The Hudson River and the natural wonders along its banks had a long history of associations with earlier inhabitants, including Native Americans, the Dutch, and the British. Key battles of the American Revolution were fought along the river’s course. Such historical associations amid the evocative terrain of the Catskills, Adirondacks, and White Mountains enriched regional sites throughout the Hudson River Valley and New England, inspiring homegrown schools of painting and literature grounded in their scenery and history.
The exhibition drawn from the New-York Historical Society’s collection of narrative art includes fifty-five works by such canonical artists as Benjamin West, Asher B. Durand, William Sidney Mount, and Eastman Johnson. Additionally, significant works will also be on exhibition by artists who were major figures in their own time (such as Daniel Huntington, Henry Peters Gray and T. H. Matteson), but who have been virtually ignored in current American art surveys.
|Fenimore Museum of Art (Cooperstown, NY)||June 29, 2013-September 29, 2013|
|Los Angeles County Museum of Art (LACMA)||September 7, 2014 – January 4, 2015|
The Hudson River to Niagara Falls: Nineteenth-century American Landscape Paintings from the New-York Historical Society
|The Phillips Museum of Art (Lancaster, PA)||September 13, 2013 – December 15, 2013|
A richly illustrated survey of the New-York Historical Society's landscape collection,&

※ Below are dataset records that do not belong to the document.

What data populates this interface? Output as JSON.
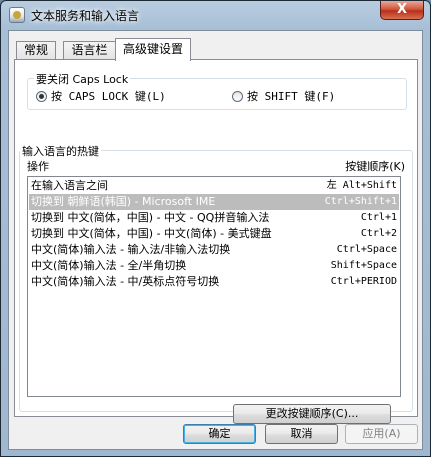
{
  "window": {
    "title": "文本服务和输入语言",
    "close_label": "X"
  },
  "tabs": [
    {
      "label": "常规"
    },
    {
      "label": "语言栏"
    },
    {
      "label": "高级键设置"
    }
  ],
  "caps_lock": {
    "group_label": "要关闭 Caps Lock",
    "option1": "按 CAPS LOCK 键(L)",
    "option2": "按 SHIFT 键(F)",
    "selected": "option1"
  },
  "hotkeys": {
    "group_label": "输入语言的热键",
    "col_action": "操作",
    "col_sequence": "按键顺序(K)",
    "rows": [
      {
        "action": "在输入语言之间",
        "keys": "左 Alt+Shift",
        "selected": false
      },
      {
        "action": "切换到 朝鲜语(韩国) - Microsoft IME",
        "keys": "Ctrl+Shift+1",
        "selected": true
      },
      {
        "action": "切换到 中文(简体，中国) - 中文 - QQ拼音输入法",
        "keys": "Ctrl+1",
        "selected": false
      },
      {
        "action": "切换到 中文(简体，中国) - 中文(简体) - 美式键盘",
        "keys": "Ctrl+2",
        "selected": false
      },
      {
        "action": "中文(简体)输入法 - 输入法/非输入法切换",
        "keys": "Ctrl+Space",
        "selected": false
      },
      {
        "action": "中文(简体)输入法 - 全/半角切换",
        "keys": "Shift+Space",
        "selected": false
      },
      {
        "action": "中文(简体)输入法 - 中/英标点符号切换",
        "keys": "Ctrl+PERIOD",
        "selected": false
      }
    ],
    "change_button": "更改按键顺序(C)..."
  },
  "buttons": {
    "ok": "确定",
    "cancel": "取消",
    "apply": "应用(A)"
  }
}
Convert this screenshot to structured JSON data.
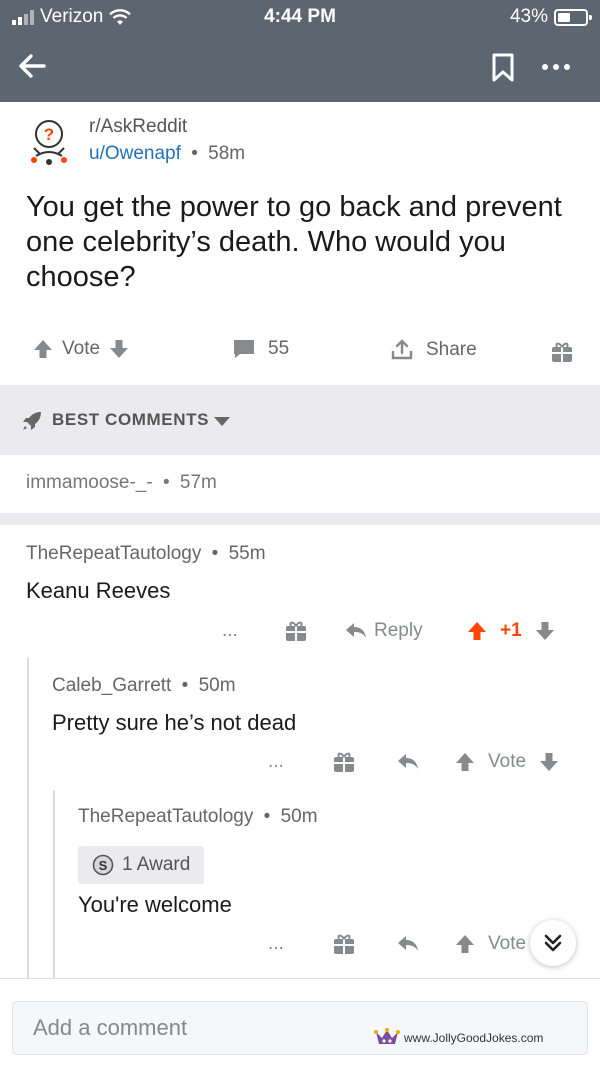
{
  "status_bar": {
    "carrier": "Verizon",
    "time": "4:44 PM",
    "battery": "43%",
    "battery_level": 0.43
  },
  "nav": {
    "back_icon": "arrow-left-icon",
    "save_icon": "bookmark-icon",
    "more_icon": "more-horizontal-icon"
  },
  "post": {
    "subreddit": "r/AskReddit",
    "author": "u/Owenapf",
    "separator": "•",
    "age": "58m",
    "title": "You get the power to go back and prevent one celebrity’s death. Who would you choose?",
    "vote_label": "Vote",
    "comment_count": "55",
    "share_label": "Share"
  },
  "sort": {
    "label": "BEST COMMENTS"
  },
  "collapsed_comment": {
    "author": "immamoose-_-",
    "age": "57m"
  },
  "comments": [
    {
      "author": "TheRepeatTautology",
      "age": "55m",
      "body": "Keanu Reeves",
      "reply_label": "Reply",
      "score": "+1",
      "upvoted": true,
      "more": "..."
    },
    {
      "author": "Caleb_Garrett",
      "age": "50m",
      "body": "Pretty sure he’s not dead",
      "vote_label": "Vote",
      "more": "..."
    },
    {
      "author": "TheRepeatTautology",
      "age": "50m",
      "award": "1 Award",
      "body": "You're welcome",
      "vote_label": "Vote",
      "more": "..."
    }
  ],
  "composer": {
    "placeholder": "Add a comment"
  },
  "watermark": {
    "text": "www.JollyGoodJokes.com"
  },
  "colors": {
    "header_bg": "#5b6670",
    "upvote": "#ff4500",
    "link_blue": "#2272b9"
  }
}
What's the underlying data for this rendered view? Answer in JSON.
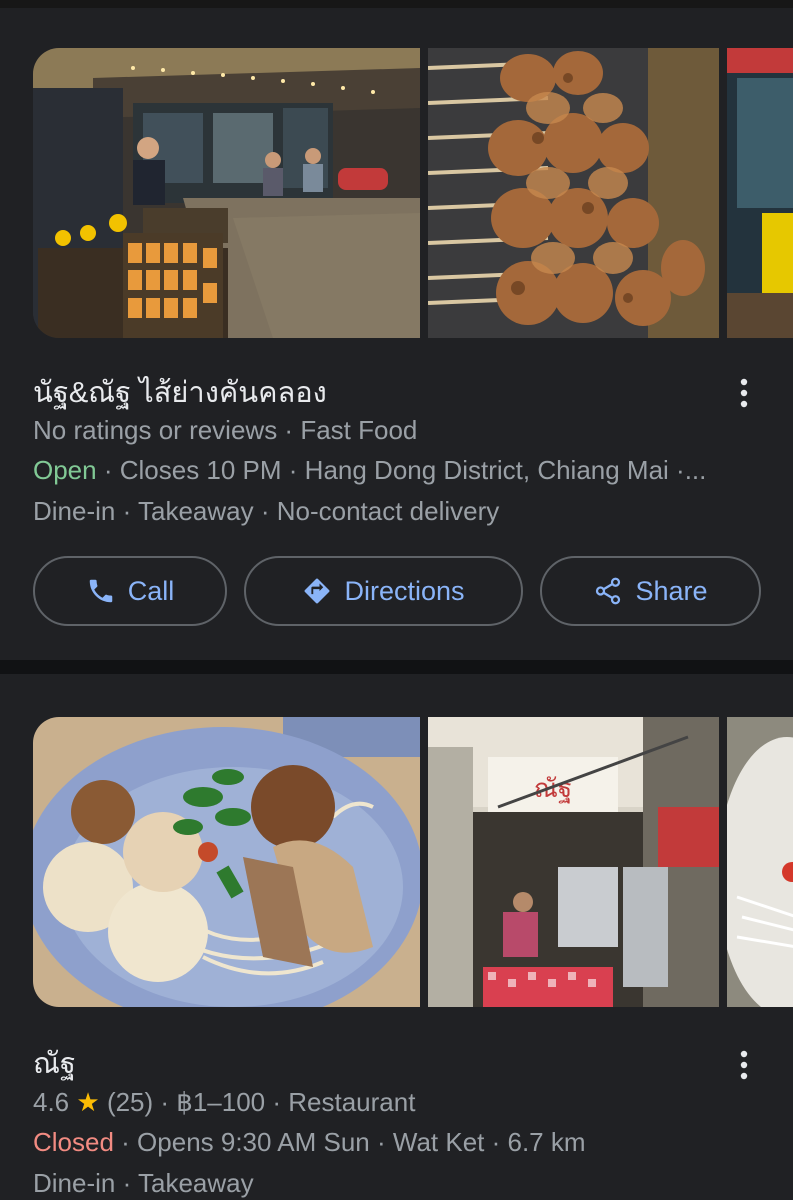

To thematically dovetail with the 400 year celebration of Henry Hudson's historic voyage of discovery, and the exhibition Dutch New York between East and West: The World of Margrieta van Varick at the Bard Graduate Center Gallery organized in collaboration with the New-York Historical Society, five of Audubon's watercolors of birds who perch or live along the Hudson River are displayed. One, the Hudsonian Godwit, is even named after a namesake of the explorer's and is found along the river during migration.